|EU to offer aid package to Ukraine|
Living in the beautiful Pacific Northwest means enjoying our wonderful surroundings, while remaining aware of the multiple types of natural disaster threats that we face: winter storms, windstorms, floods, landslides, earthquakes, volcanoes and tsunamis.“
Oregon State University's hospitality degree program invests in next-generation leaders.
Allowing individuals to access their own healthcare options has created more difficulty instead of making things easier. There are so many examples that illustrate why agents are more important than ever in helping businesses and individuals determine the healthcare coverage that best fits their need.
The 2014 World Trademark Review 1000 (“WTR”) recently named Lane Powell as one of the top trademark law firms in Oregon and Washington, and Lane Powell attorneys Kenneth R. Davis II, Parna A. Mehrbani, Frances M. Jagla and Paul D. Swanson as top individuals in the practice.
Capital Pacific Bank, a Portland-based community bank serving businesses, professionals and nonprofit organizations, today announced that it has earned recognition as a Certified B Corporation by B Lab, a nonprofit organization dedicated to building a community of socially responsible businesses. The bank is one of six financial institutions across the country to achieve B Corp status.

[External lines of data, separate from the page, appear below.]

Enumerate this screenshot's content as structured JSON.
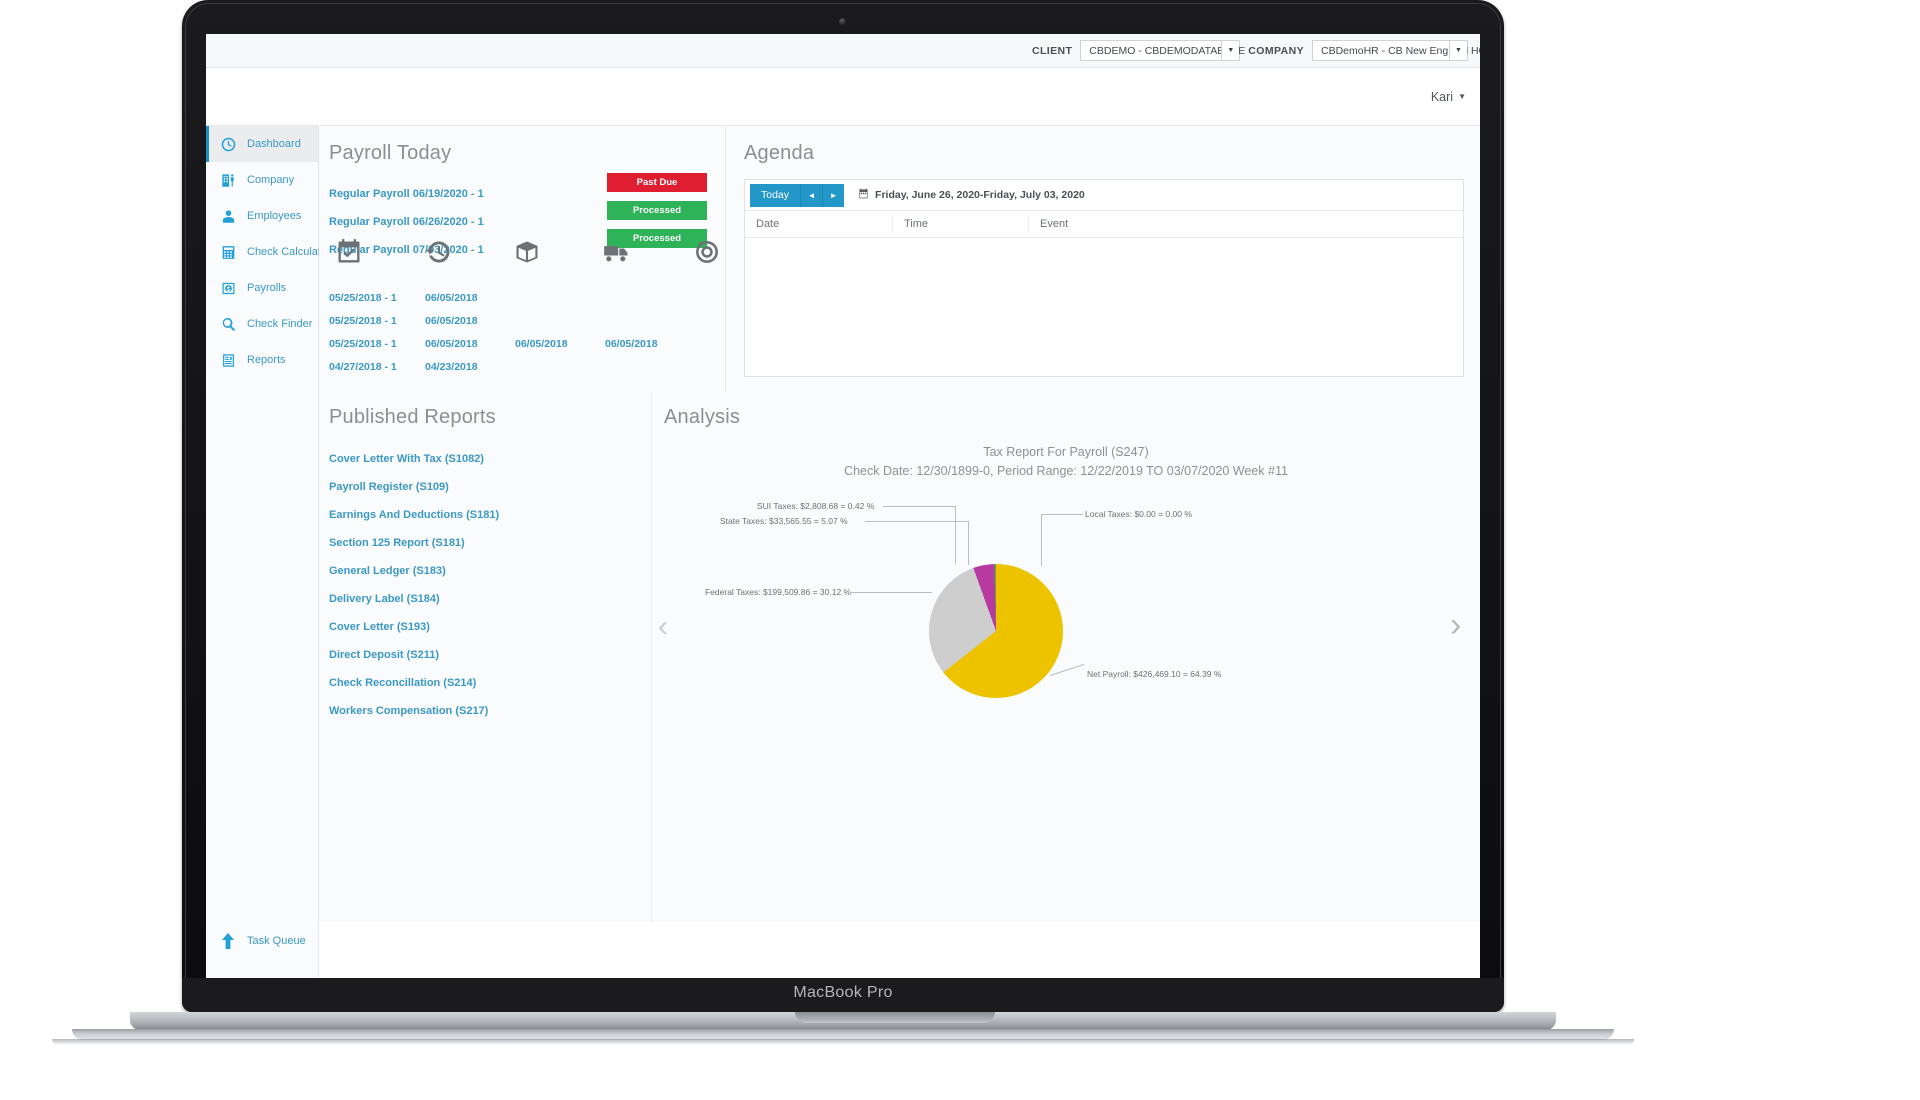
{
  "device": {
    "wordmark": "MacBook Pro"
  },
  "topbar": {
    "client_label": "CLIENT",
    "client_value": "CBDEMO - CBDEMODATABASE",
    "company_label": "COMPANY",
    "company_value": "CBDemoHR - CB New England HCM",
    "caret_icon": "chevron-down-icon"
  },
  "userbar": {
    "user_name": "Kari",
    "caret_icon": "chevron-down-icon"
  },
  "sidebar": {
    "items": [
      {
        "label": "Dashboard",
        "icon": "dashboard-clock-icon",
        "active": true
      },
      {
        "label": "Company",
        "icon": "company-building-icon",
        "active": false
      },
      {
        "label": "Employees",
        "icon": "employee-person-icon",
        "active": false
      },
      {
        "label": "Check Calculator",
        "icon": "calculator-icon",
        "active": false
      },
      {
        "label": "Payrolls",
        "icon": "payrolls-money-icon",
        "active": false
      },
      {
        "label": "Check Finder",
        "icon": "search-magnifier-icon",
        "active": false
      },
      {
        "label": "Reports",
        "icon": "reports-document-icon",
        "active": false
      }
    ],
    "task_queue": {
      "label": "Task Queue",
      "icon": "upload-arrow-icon"
    }
  },
  "payroll_today": {
    "title": "Payroll Today",
    "rows": [
      {
        "label": "Regular Payroll 06/19/2020 - 1",
        "status": "Past Due",
        "status_color": "#e01e32"
      },
      {
        "label": "Regular Payroll 06/26/2020 - 1",
        "status": "Processed",
        "status_color": "#2eb359"
      },
      {
        "label": "Regular Payroll 07/03/2020 - 1",
        "status": "Processed",
        "status_color": "#2eb359"
      }
    ],
    "status_icons": [
      "calendar-check-icon",
      "clock-history-icon",
      "package-box-icon",
      "delivery-truck-icon",
      "target-bullseye-icon"
    ],
    "date_grid": [
      [
        "05/25/2018 - 1",
        "06/05/2018",
        "",
        ""
      ],
      [
        "05/25/2018 - 1",
        "06/05/2018",
        "",
        ""
      ],
      [
        "05/25/2018 - 1",
        "06/05/2018",
        "06/05/2018",
        "06/05/2018"
      ],
      [
        "04/27/2018 - 1",
        "04/23/2018",
        "",
        ""
      ]
    ]
  },
  "agenda": {
    "title": "Agenda",
    "today_button": "Today",
    "prev_button": "◄",
    "next_button": "►",
    "calendar_icon": "calendar-icon",
    "range": "Friday, June 26, 2020-Friday, July 03, 2020",
    "columns": [
      "Date",
      "Time",
      "Event"
    ],
    "rows": []
  },
  "published_reports": {
    "title": "Published Reports",
    "items": [
      "Cover Letter With Tax (S1082)",
      "Payroll Register (S109)",
      "Earnings And Deductions (S181)",
      "Section 125 Report (S181)",
      "General Ledger (S183)",
      "Delivery Label (S184)",
      "Cover Letter (S193)",
      "Direct Deposit (S211)",
      "Check Reconcillation (S214)",
      "Workers Compensation (S217)"
    ]
  },
  "analysis": {
    "title": "Analysis",
    "prev_icon": "chevron-left-icon",
    "next_icon": "chevron-right-icon"
  },
  "chart_data": {
    "type": "pie",
    "title": "Tax Report For Payroll (S247)",
    "subtitle": "Check Date: 12/30/1899-0, Period Range: 12/22/2019 TO 03/07/2020 Week #11",
    "legend_position": "callout-labels",
    "slices": [
      {
        "name": "SUI Taxes",
        "label": "SUI Taxes: $2,808.68 = 0.42 %",
        "amount": 2808.68,
        "percent": 0.42,
        "color": "#5ba83c"
      },
      {
        "name": "State Taxes",
        "label": "State Taxes: $33,565.55 = 5.07 %",
        "amount": 33565.55,
        "percent": 5.07,
        "color": "#b83aa0"
      },
      {
        "name": "Local Taxes",
        "label": "Local Taxes: $0.00 = 0.00 %",
        "amount": 0.0,
        "percent": 0.0,
        "color": "#4e8fd0"
      },
      {
        "name": "Federal Taxes",
        "label": "Federal Taxes: $199,509.86 = 30.12 %",
        "amount": 199509.86,
        "percent": 30.12,
        "color": "#cecece"
      },
      {
        "name": "Net Payroll",
        "label": "Net Payroll: $426,469.10 = 64.39 %",
        "amount": 426469.1,
        "percent": 64.39,
        "color": "#edc300"
      }
    ]
  }
}
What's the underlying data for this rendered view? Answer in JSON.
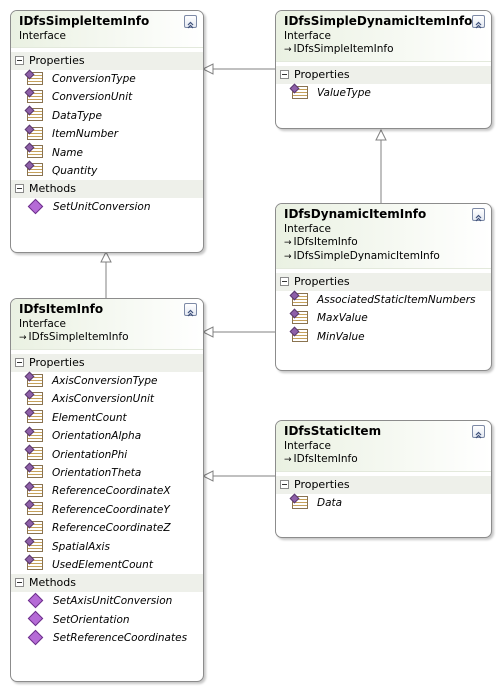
{
  "boxes": {
    "simple_item_info": {
      "title": "IDfsSimpleItemInfo",
      "kind": "Interface",
      "properties_label": "Properties",
      "properties": [
        "ConversionType",
        "ConversionUnit",
        "DataType",
        "ItemNumber",
        "Name",
        "Quantity"
      ],
      "methods_label": "Methods",
      "methods": [
        "SetUnitConversion"
      ]
    },
    "simple_dynamic_item_info": {
      "title": "IDfsSimpleDynamicItemInfo",
      "kind": "Interface",
      "inherits": [
        "IDfsSimpleItemInfo"
      ],
      "properties_label": "Properties",
      "properties": [
        "ValueType"
      ]
    },
    "dynamic_item_info": {
      "title": "IDfsDynamicItemInfo",
      "kind": "Interface",
      "inherits": [
        "IDfsItemInfo",
        "IDfsSimpleDynamicItemInfo"
      ],
      "properties_label": "Properties",
      "properties": [
        "AssociatedStaticItemNumbers",
        "MaxValue",
        "MinValue"
      ]
    },
    "item_info": {
      "title": "IDfsItemInfo",
      "kind": "Interface",
      "inherits": [
        "IDfsSimpleItemInfo"
      ],
      "properties_label": "Properties",
      "properties": [
        "AxisConversionType",
        "AxisConversionUnit",
        "ElementCount",
        "OrientationAlpha",
        "OrientationPhi",
        "OrientationTheta",
        "ReferenceCoordinateX",
        "ReferenceCoordinateY",
        "ReferenceCoordinateZ",
        "SpatialAxis",
        "UsedElementCount"
      ],
      "methods_label": "Methods",
      "methods": [
        "SetAxisUnitConversion",
        "SetOrientation",
        "SetReferenceCoordinates"
      ]
    },
    "static_item": {
      "title": "IDfsStaticItem",
      "kind": "Interface",
      "inherits": [
        "IDfsItemInfo"
      ],
      "properties_label": "Properties",
      "properties": [
        "Data"
      ]
    }
  },
  "colors": {
    "header_gradient_start": "#eaf1e2",
    "border": "#8c8c8c",
    "connector": "#808080",
    "section_bg": "#eef0ea",
    "method_icon": "#b56bd6"
  },
  "icons": {
    "property": "property-icon",
    "method": "method-icon",
    "inherits": "inherits-arrow-icon",
    "collapse": "collapse-chevron-icon"
  }
}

On Thursday, April 3, from 8 a.m. to noon (registration begins at 7:30 a.m.), Lane Powell will team with Oregon Business magazine for a half-day seminar titled “Best Practices For Best Employers™: How to Become One of ‘Oregon’s Best Workplaces’ Starting Today!”